Their exclusive focus on income and wealth as the sources and markers of equality is, ironically, merely another variety of the greed and consumerism that they are quick to excoriate.
This is not really social justice; it’s materialism.
Unfortunately, Sirico’s views were practically nonexistent at Loyola. Though the program itself claimed to provide an “interdisciplinary foundation in justice theories and social ethics,” it was anything but open to the oft-referenced “oppressive” dictates of the Church’s white-male dominated hierarchy. Instead of preaching the teachings of the one, holy, catholic, and apostolic Church, Loyola’s social justice program educated its students with the writings of Unitarian ministers, eco-feminists, liberation theologians, liberal philosophers like John Rawls, dissenting Catholics like Charles Curran, progressive Christians like Jim Wallis, and radical groups like the 8th Day Center for Justice.
In many ways, Loyola is not unlike the multitude of Catholic universities that have embraced the postmodern trinity of multiculturalism, diversity and tolerance. During my time as a Rambler, the school: 1) hosted a lesbian, bi-sexual and transgender drag show, 2) refused to allow (but eventually approved) Karl Rove from speaking to the Loyola Republican club because administrators feared that he would invalidate the school’s nonprofit status, 3) welcomed well known Catholic bashers Michael Eric Dyson and Rev. Al Sharpton, and 4) disallowed yours truly from making an announcement at the Sunday night campus mass because a Jesuit priest took umbrage with a blog post I wrote in reaction to a column in the student-run newspaper that claimed Jesus was pro-choice.
Since that time, the school has strengthened its fetish-like commitment to interfaith dialogue by having a Buddhist monk address incoming freshman about spirituality and the Dalai Lama speak to faculty and students about “interfaith collaboration.”
There is good that can come from such interactions, but, as the editorial board at the National Catholic Register recently said, this type of passive-aggressive behavior is all too common at Catholic institutions of higher learning and can lead administrators to view “Catholic teaching as the enemy of academic freedom.”

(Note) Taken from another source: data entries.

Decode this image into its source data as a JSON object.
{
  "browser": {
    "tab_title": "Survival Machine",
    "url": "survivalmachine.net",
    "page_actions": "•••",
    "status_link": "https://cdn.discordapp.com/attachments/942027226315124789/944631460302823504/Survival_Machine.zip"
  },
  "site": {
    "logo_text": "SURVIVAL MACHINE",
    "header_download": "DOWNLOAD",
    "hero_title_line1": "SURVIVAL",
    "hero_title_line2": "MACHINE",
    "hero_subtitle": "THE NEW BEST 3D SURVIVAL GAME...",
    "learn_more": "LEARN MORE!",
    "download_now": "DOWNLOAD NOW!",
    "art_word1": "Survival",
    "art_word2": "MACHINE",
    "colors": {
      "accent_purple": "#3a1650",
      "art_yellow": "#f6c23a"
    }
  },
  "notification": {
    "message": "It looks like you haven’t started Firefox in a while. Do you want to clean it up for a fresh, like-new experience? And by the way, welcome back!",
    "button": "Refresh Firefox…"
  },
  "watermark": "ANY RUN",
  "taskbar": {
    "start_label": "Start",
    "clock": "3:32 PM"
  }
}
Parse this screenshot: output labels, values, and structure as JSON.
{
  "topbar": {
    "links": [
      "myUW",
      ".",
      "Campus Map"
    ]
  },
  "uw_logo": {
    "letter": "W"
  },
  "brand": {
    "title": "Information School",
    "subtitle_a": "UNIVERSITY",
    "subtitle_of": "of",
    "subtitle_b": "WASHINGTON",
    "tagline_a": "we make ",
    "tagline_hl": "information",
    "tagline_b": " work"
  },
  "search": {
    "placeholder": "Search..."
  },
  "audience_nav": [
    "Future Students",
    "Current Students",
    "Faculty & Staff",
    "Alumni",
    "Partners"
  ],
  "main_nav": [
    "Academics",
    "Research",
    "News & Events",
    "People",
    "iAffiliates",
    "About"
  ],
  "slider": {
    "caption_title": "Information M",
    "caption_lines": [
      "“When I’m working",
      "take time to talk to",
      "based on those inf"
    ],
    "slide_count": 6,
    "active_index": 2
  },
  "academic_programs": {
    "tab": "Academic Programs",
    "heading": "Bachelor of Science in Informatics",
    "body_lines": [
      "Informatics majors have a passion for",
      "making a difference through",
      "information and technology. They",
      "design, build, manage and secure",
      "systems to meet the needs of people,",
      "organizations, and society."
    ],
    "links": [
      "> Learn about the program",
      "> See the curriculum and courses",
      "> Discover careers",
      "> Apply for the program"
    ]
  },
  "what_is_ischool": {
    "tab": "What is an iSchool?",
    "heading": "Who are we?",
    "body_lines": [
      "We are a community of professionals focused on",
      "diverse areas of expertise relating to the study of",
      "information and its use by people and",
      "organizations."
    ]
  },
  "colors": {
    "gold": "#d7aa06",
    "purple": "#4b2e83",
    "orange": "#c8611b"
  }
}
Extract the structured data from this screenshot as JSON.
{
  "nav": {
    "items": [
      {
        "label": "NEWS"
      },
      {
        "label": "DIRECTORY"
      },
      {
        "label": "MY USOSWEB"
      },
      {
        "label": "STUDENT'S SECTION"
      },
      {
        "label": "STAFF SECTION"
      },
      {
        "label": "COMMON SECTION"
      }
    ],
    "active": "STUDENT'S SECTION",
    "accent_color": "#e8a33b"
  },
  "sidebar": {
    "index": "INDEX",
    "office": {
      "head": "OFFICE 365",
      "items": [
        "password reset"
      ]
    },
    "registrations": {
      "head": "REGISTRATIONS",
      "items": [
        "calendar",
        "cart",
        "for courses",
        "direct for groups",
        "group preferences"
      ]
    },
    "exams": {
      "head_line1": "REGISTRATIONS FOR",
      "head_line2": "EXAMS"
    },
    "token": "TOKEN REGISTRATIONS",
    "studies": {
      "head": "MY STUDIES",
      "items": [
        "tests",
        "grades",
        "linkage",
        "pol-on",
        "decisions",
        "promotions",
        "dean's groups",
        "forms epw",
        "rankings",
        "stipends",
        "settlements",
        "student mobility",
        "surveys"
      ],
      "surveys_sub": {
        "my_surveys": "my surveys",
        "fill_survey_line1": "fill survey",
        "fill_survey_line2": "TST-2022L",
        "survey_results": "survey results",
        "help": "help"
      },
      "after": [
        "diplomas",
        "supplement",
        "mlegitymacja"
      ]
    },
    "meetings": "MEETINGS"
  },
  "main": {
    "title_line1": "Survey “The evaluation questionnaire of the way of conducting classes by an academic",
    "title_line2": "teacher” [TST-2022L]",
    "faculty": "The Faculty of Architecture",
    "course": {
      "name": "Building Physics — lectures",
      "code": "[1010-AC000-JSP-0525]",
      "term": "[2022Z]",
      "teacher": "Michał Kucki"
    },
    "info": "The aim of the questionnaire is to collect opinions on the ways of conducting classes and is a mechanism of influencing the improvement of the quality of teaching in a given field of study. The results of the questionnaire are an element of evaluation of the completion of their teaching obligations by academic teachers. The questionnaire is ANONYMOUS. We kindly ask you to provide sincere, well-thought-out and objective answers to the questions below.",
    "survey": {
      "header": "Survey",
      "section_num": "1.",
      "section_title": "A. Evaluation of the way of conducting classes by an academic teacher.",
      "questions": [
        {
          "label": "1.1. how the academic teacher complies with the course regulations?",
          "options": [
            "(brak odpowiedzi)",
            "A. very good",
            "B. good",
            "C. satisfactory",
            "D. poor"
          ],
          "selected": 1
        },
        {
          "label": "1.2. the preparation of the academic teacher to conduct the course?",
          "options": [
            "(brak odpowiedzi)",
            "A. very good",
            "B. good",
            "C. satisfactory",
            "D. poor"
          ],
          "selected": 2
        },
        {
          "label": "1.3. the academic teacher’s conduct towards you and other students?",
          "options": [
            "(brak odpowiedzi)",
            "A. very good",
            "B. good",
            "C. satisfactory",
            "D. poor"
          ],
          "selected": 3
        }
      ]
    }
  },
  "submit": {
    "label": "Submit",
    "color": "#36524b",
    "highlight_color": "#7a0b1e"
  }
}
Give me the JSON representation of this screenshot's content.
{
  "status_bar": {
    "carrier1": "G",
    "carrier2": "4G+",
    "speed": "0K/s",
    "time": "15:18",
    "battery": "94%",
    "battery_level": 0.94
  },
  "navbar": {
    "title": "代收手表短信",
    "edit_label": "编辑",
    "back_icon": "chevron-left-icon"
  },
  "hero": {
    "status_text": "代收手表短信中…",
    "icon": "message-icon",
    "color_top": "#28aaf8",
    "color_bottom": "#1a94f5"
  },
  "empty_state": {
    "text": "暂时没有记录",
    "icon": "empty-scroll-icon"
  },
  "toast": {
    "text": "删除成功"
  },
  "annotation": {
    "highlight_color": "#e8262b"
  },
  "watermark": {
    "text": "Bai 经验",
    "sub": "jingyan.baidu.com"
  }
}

Progress, however, is being made. Many small liberal arts schools, such as Aquinas College, the Catholic Dominican college located in Grand Rapids, Michigan where I received my bachelor’s degree, are turning away from their diversity-first mentality, establishing Catholic studies programs, inviting orthodox Catholics to speak about the importance of being true to the Church’s teachings, and inculcating an authentically Catholic environment. Pope Benedict has likewise expressed a heightened interest in Catholic higher education.
Catholic universities that cling to this Catholic lite mentality seemingly do so out of fear of being labeled bigoted, close-minded or intolerant by potential students, benefactors, and by the media in particular. In reality though, the Catholic Church is one of the few institutions that tolerates dissent from its members. As Catholic League President Bill Donahue recently said on EWTN’s “The World Over,” the editorial board at the New York Times allows for less disagreement than the Catholic Church. That may be fine for the Times, but it’s definitely not acceptable for the Church. I think it’s time to embrace St. Paul’s first letter to the Corinthians and urge our fellow Catholics to unite in what we say, what we do, and especially in what we teach.